When I first heard about HAMNET, a parallel Internet infrastructure based on amateur radio technologies, shortly after my ham exam, I was immediately fascinated. I have been working professionally in IT for more than 25 years and with the worldwide network since the early days of the Internet but I had never heard of HAMNET and the exclusively routed Class-A network 44.0.0/8 before. It was clear to me that I absolutely had to try this out!
However, since I have no line-of-sight to a HAMNET node in Hamburg, a connection via HF was unfortunately out of the question. But I quickly found out that I can also connect to the HAMNET via VPN. So I contacted the RTW Aachen and after a few days I got the VPN access data and on request also a static IP address. The VPN was quickly set up on a Raspberry Pi and with a static network route in the Fritzbox the HAMNET was made available in the whole home network.
The first steps in the HAMNET felt fantastic. It was like the Internet in its early days. No encryption, no viruses, no chaos, everything is openly accessible and based on trust and community. Pure Hamspirit!
According to Wikipedia, the term HAMNET stands for “Highspeed Amateur Radio Multimedia NETwork” and after a few days of research and browsing the HAMNET, I realized that the area of multimedia is clearly underrepresented. There are quite a few services to be found there: APRS-IS gateways, various homepages, chat, telephony and videoconferencing (Jitsi/BBB), search engines and even a Facebook-like platform. But I could not find a real reason to come to HAMNET again and again and to stay there for a while. So I had the idea to build up a YouTube-like video platform to provide professional high quality multimedia content on HAMNET and thus make HAMNET more attractive in terms of content and also to offer an interesting service to the younger generation of radio amateurs.
On one of my Linux servers with a 16-core AMD EPYC CPU and a 7TB ZFS RAID, I installed the OpenSoftware PeerTube and made it available to all radio amateurs via the VPN connection on HAMNET at the URL http://tube.hamnet.io/. The requirements for a server are quite high with PeerTube, because the video transcoding needs a lot of CPU cores and a lot of computing time.
PeerTube works similar to YouTube and allows creating channels, uploading video content and streaming videos in different video quality.
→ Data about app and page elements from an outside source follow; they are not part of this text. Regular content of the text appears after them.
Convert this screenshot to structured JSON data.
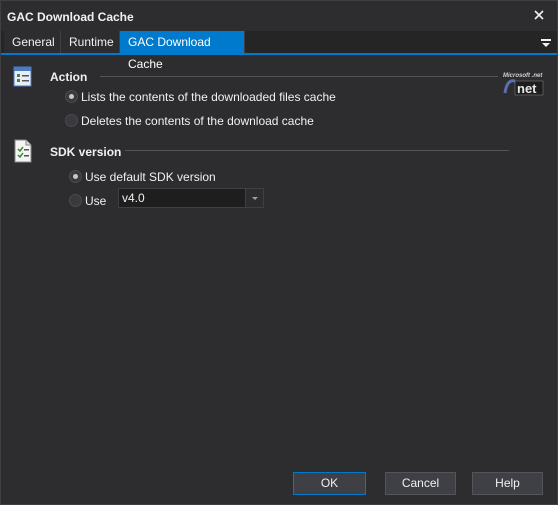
{
  "window": {
    "title": "GAC Download Cache"
  },
  "tabs": [
    {
      "label": "General"
    },
    {
      "label": "Runtime"
    },
    {
      "label": "GAC Download Cache",
      "active": true
    }
  ],
  "action": {
    "title": "Action",
    "options": [
      {
        "label": "Lists the contents of the downloaded files cache",
        "selected": true
      },
      {
        "label": "Deletes the contents of the download cache",
        "selected": false
      }
    ]
  },
  "sdk": {
    "title": "SDK version",
    "options": [
      {
        "label": "Use default SDK version",
        "selected": true
      },
      {
        "label": "Use",
        "selected": false
      }
    ],
    "version_value": "v4.0"
  },
  "logo": {
    "text": "Microsoft .net"
  },
  "buttons": {
    "ok": "OK",
    "cancel": "Cancel",
    "help": "Help"
  },
  "colors": {
    "accent": "#007acc",
    "background": "#2d2d30",
    "tabbar": "#252526"
  }
}
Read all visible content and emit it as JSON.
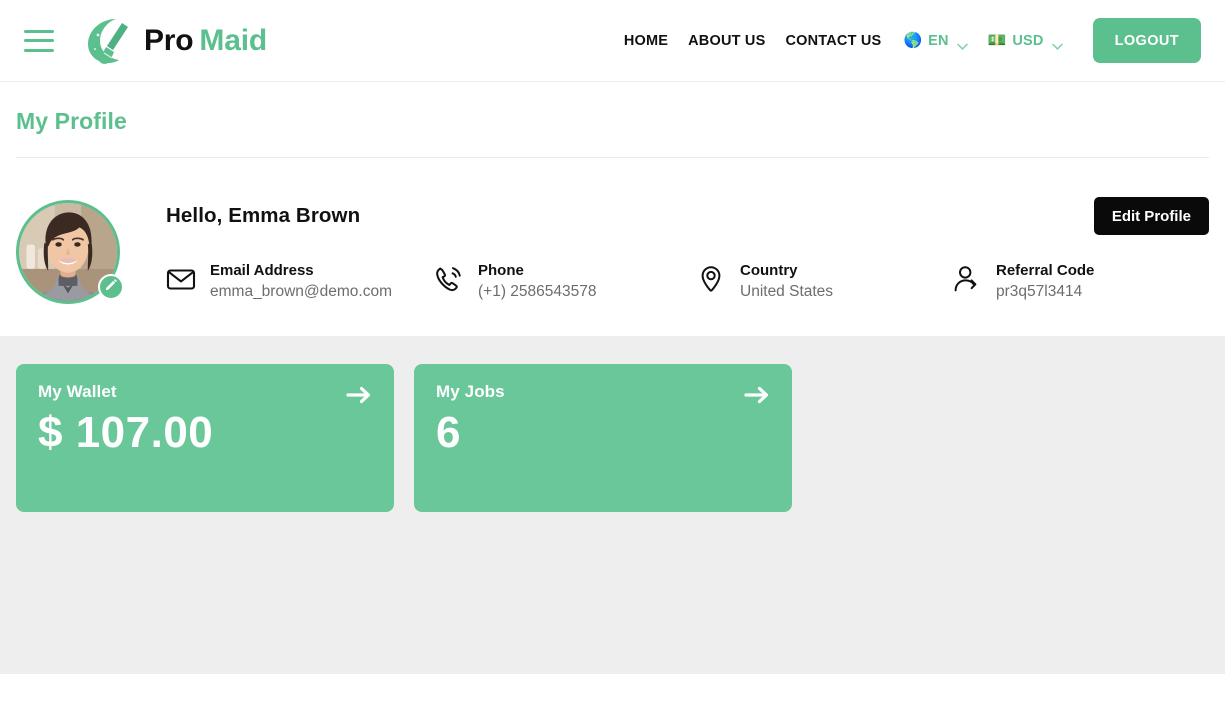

The special feature of Peertube is that several server instances can be connected to each other and the streaming clients exchange video data on a peer-to-peer basis to relieve the server’s bandwidth. Furthermore, unlike platforms on the Internet, there is no advertising or tracking.
I wrote to all known radio amateur YouTube channels and asked if they would also make their video content available on HAMNET. Unfortunately I got a refusal from very many but a few radio amateurs kindly make their video available so that the number of videos grew quickly and meanwhile a good selection of technically relevant and high quality videos are available. Since I also provide a YouTube import interface, importing videos is very easy: just copy & paste the YouTube URL and the rest happens automatically in the background.
As with all things in amateur radio, this project thrives on the participation and commitment of radio amateurs. So everyone is invited to visit this PeerTube instance, create an account and maybe even upload some videos.